The downward pressure on the world economy created by the terrorist attacks in the US will clearly h...
The downward pressure on the world economy created by the terrorist attacks in the US will clearly have a major impact on the Japanese stock market.
The earnings of several Japanese corporations will be negatively affected by a fall in external demand. However, the success or failure of Japan's prime minister in carrying out his reform plans remains crucial to the long-term health of the economy and stock market.
The challenges ahead for Koizumi are immense and he has many political enemies, even in his own party. If he fails to deliver on his promises and his popularity falters, his opponents will be quick to openly criticise him.
Koizumi also faces the problem of balancing short-term economic stability with long-term reform. None of his proposed solutions will help Japan's problems immediately and, indeed, many will cause pain in the short term. His proposed reduction of government bond issuance calls for a cut in public spending at a time when the economy is in a cyclical downturn.
The budget for the next fiscal year is already taking shape in a way that will realise his structural reforms, including cuts in public works. His target is to keep new issuance of government bonds under ¥30trillion, cut ¥5trillion worth of unnecessary spending and spend ¥2trillion on reforms such as urban redevelopment and information technology.
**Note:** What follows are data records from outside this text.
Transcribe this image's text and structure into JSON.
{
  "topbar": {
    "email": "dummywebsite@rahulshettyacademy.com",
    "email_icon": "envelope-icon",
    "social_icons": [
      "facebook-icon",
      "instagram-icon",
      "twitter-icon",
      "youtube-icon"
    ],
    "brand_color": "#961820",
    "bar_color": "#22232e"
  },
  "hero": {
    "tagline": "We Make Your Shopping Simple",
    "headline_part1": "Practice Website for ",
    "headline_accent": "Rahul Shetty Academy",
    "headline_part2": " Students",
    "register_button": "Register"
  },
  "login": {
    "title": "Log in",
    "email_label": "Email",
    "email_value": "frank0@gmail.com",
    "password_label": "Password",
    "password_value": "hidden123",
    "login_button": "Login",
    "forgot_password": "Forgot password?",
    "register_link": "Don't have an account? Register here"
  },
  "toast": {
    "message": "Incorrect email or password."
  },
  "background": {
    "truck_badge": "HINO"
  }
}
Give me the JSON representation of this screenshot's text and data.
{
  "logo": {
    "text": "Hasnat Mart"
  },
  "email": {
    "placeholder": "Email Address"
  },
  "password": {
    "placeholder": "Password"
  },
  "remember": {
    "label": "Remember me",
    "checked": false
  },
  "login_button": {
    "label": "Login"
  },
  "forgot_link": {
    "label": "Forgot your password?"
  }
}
A solution to Japan's bad loans problem is high on the political agenda. After a decade of dithering over writing off non-performing loans, Japan's city banks are still burdened by excessive bad debt. Disappointingly, the banks' managers, the regulatory authorities and analysts are in disagreement over how large the problem is. There are concerns that the banks still don't have a realistic loan appraisal system and are too loose with their categorising of loans. However, Koizumi and the Financial Services Agency (FSA) are talking tough and two new government initiatives have been announced.
The FSA has recommended that a Bank Equity Purchasing Institution (BEPI) be set up. This body will effectively purchase equities from the banks and act as a warehouse for them. The scheme is also intended to help ease supply/demand in the overall equity market by absorbing some of the banks' cross-holding sales. By 2004, the FSA plans to restrict the amount of equities Japanese banks can hold to no more than their shareholders' equity.
The other bank initiative being discussed by policymakers is to strengthen the role of the Resolution and Collection Corporation. This government agency will try to relieve the banks of distressed loans, especially if the city banks struggle to actually collect the loans themselves. The issues Japan faced in the 1990s of deflation, stagnant growth and falling equities still exist. It is vital that the government pushes on with these initiatives because the underlying profitability of the banks is still feeble.
Unfortunately, there may have to be a more direct injection of public funds into the banks, which will really be a quasi-nationalisation in disguise.
Solutions for bad debt high on agenda.
Public opinion in favour of Koizumi.
Market should rally if Koizumi delivers.
Koizumi has many political enemies.
Many reforms will cause short-term pain.
Underlying profitability of banks still feeble.
Fraser Chalmers, head of Japanese equities at Standard Life Investments
Two global vehicles
'Further plug advice gap'
Must appoint separate CEOs and boards
Advisers do come out well
Will report to Mark Till